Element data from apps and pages
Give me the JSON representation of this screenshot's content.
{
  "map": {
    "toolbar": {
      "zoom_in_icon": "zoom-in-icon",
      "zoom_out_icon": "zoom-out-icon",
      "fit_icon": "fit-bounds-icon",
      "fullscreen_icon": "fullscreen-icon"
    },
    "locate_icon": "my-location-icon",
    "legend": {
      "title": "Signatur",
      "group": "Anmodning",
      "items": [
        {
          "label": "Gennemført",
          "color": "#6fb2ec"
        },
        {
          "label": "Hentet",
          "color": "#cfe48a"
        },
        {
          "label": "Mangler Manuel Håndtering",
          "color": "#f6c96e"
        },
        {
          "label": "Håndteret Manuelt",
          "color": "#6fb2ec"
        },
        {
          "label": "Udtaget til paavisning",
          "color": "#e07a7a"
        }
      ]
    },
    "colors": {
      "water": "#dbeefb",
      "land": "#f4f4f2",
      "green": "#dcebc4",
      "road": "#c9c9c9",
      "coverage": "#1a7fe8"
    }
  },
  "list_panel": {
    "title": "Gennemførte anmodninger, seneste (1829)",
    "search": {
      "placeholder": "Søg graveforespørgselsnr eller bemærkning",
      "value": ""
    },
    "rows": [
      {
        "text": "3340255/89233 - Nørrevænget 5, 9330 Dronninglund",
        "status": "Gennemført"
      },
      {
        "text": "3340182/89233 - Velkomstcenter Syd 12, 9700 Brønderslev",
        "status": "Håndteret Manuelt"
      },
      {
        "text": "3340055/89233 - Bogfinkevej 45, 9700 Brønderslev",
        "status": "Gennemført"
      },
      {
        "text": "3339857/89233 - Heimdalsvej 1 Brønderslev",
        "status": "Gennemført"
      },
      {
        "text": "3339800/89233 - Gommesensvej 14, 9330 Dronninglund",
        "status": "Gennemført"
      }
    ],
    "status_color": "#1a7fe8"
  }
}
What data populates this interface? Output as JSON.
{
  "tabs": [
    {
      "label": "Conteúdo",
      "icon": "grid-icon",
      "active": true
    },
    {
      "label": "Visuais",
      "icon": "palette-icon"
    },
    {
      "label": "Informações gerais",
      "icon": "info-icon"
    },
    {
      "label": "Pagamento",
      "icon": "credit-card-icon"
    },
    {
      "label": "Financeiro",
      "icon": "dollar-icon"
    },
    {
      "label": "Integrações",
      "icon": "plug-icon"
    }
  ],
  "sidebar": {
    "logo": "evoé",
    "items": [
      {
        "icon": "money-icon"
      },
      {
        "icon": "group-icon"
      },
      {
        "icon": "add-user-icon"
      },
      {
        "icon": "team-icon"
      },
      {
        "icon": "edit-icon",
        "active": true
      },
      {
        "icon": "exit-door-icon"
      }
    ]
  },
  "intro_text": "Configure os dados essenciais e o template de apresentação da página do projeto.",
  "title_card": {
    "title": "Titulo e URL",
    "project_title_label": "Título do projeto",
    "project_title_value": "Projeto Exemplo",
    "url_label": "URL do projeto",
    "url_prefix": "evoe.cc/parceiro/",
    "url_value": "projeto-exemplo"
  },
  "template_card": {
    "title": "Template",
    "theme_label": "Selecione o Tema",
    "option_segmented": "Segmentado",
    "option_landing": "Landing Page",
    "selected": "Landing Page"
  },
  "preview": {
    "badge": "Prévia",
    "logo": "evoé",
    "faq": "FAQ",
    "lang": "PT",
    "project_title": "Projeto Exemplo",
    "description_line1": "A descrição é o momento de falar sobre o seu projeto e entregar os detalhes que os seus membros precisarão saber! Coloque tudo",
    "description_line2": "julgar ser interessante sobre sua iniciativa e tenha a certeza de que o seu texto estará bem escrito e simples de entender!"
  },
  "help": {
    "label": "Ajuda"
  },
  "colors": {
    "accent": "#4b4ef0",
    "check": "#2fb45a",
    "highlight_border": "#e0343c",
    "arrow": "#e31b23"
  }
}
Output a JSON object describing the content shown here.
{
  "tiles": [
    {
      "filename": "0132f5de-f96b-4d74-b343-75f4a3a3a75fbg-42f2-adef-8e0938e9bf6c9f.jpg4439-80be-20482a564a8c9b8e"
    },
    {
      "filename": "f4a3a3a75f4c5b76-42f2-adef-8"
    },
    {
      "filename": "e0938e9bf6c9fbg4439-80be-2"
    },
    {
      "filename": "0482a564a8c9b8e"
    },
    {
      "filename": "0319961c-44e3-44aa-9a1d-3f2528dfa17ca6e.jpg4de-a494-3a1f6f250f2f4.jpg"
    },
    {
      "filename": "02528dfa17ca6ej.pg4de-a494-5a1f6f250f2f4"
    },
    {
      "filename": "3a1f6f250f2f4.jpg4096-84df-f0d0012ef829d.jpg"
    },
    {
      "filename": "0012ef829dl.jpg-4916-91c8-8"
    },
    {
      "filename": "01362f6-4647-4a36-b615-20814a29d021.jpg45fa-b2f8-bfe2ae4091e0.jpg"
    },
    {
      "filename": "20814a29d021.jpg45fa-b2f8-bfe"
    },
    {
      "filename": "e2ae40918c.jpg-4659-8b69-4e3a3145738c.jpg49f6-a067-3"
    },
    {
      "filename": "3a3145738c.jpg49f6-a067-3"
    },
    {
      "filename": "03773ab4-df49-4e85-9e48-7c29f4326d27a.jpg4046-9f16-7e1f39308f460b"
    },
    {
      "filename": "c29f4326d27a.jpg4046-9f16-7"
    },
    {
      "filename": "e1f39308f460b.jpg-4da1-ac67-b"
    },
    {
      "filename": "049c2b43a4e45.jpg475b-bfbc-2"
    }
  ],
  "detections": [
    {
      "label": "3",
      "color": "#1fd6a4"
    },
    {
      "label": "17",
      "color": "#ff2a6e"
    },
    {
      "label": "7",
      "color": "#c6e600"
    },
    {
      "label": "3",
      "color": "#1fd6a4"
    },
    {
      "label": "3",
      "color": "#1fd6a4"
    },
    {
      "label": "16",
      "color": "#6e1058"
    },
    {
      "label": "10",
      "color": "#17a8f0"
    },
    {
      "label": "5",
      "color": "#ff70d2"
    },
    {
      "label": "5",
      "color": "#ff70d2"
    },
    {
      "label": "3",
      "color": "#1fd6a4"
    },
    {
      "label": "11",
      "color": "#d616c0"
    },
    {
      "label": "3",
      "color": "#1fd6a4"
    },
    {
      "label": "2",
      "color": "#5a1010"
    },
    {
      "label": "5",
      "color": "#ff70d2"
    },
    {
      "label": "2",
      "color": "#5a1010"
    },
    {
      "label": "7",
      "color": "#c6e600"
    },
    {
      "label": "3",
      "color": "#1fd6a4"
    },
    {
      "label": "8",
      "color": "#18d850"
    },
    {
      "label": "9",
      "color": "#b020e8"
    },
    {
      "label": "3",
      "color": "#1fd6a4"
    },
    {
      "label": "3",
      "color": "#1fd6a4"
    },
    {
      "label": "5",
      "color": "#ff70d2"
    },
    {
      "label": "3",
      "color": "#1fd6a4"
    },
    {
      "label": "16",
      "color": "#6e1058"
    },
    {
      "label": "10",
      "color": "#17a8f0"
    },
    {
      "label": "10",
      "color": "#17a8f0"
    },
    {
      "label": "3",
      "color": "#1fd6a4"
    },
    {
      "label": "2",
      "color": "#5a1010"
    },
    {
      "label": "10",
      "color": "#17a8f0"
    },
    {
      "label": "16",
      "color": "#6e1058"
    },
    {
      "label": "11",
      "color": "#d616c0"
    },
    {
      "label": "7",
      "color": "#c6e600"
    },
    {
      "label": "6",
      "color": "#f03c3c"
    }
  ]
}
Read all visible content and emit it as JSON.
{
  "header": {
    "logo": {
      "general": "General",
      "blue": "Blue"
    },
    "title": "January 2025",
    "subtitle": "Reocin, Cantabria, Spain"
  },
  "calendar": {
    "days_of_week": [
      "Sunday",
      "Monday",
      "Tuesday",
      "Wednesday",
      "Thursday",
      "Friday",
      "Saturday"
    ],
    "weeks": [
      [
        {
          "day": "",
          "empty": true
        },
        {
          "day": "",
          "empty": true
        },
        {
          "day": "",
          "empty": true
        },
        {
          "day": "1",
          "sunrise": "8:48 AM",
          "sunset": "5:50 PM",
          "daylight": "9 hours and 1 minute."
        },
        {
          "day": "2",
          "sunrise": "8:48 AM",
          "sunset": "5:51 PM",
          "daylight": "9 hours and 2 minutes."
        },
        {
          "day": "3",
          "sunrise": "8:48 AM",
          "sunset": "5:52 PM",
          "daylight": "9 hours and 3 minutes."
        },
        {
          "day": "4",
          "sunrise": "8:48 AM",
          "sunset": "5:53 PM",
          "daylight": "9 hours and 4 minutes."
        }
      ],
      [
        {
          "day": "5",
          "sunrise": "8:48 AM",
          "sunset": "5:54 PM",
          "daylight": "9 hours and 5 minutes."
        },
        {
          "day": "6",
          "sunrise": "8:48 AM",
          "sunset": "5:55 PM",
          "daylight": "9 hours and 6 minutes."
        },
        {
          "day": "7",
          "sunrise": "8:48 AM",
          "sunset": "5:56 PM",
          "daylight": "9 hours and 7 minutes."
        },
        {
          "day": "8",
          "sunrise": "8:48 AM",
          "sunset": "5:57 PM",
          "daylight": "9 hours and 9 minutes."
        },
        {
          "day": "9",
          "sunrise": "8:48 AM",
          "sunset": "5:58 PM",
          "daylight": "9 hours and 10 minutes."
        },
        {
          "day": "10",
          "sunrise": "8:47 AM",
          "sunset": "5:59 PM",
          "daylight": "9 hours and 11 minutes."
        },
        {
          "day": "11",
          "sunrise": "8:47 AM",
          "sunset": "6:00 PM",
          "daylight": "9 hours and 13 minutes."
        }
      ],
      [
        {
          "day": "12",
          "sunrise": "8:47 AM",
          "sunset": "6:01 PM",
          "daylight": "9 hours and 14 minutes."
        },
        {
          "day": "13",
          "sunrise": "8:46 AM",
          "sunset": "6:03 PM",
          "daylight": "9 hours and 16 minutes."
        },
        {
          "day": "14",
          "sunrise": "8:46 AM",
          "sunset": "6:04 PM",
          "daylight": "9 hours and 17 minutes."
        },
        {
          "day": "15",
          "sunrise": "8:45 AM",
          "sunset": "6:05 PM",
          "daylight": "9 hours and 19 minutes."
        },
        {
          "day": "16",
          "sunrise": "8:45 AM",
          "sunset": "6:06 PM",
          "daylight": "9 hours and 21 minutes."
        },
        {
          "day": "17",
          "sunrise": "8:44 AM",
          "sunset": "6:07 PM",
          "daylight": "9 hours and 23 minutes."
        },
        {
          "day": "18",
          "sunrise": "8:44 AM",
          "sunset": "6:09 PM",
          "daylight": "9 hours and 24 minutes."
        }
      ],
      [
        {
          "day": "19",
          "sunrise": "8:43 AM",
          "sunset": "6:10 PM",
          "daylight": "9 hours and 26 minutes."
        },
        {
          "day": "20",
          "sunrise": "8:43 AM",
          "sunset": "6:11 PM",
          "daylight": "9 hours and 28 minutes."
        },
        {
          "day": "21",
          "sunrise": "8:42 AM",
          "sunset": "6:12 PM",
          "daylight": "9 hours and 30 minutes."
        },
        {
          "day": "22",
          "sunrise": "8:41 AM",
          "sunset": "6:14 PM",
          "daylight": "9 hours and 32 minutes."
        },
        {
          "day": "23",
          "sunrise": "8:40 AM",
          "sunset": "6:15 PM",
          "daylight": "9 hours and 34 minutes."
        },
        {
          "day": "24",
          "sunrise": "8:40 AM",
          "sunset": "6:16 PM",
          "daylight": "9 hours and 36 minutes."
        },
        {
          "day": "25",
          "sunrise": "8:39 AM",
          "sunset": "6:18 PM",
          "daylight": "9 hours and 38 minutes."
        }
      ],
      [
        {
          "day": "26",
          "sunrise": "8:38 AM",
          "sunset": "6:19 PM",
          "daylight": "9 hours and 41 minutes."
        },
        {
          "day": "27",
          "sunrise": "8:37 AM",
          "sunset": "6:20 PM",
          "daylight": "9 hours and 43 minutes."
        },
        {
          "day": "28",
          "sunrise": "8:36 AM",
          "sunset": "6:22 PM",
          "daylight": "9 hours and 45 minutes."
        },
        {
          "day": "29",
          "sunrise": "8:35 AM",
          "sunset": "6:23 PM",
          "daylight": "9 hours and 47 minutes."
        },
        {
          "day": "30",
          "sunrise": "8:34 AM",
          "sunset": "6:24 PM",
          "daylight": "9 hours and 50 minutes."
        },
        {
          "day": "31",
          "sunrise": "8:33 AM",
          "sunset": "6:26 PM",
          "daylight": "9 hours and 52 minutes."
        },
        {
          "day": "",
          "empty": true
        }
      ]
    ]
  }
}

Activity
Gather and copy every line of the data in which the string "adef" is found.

Answer space
      "filename": "0132f5de-f96b-4d74-b343-75f4a3a3a75fbg-42f2-adef-8e0938e9bf6c9f.jpg4439-80be-20482a564a8c9b8e"
      "filename": "f4a3a3a75f4c5b76-42f2-adef-8"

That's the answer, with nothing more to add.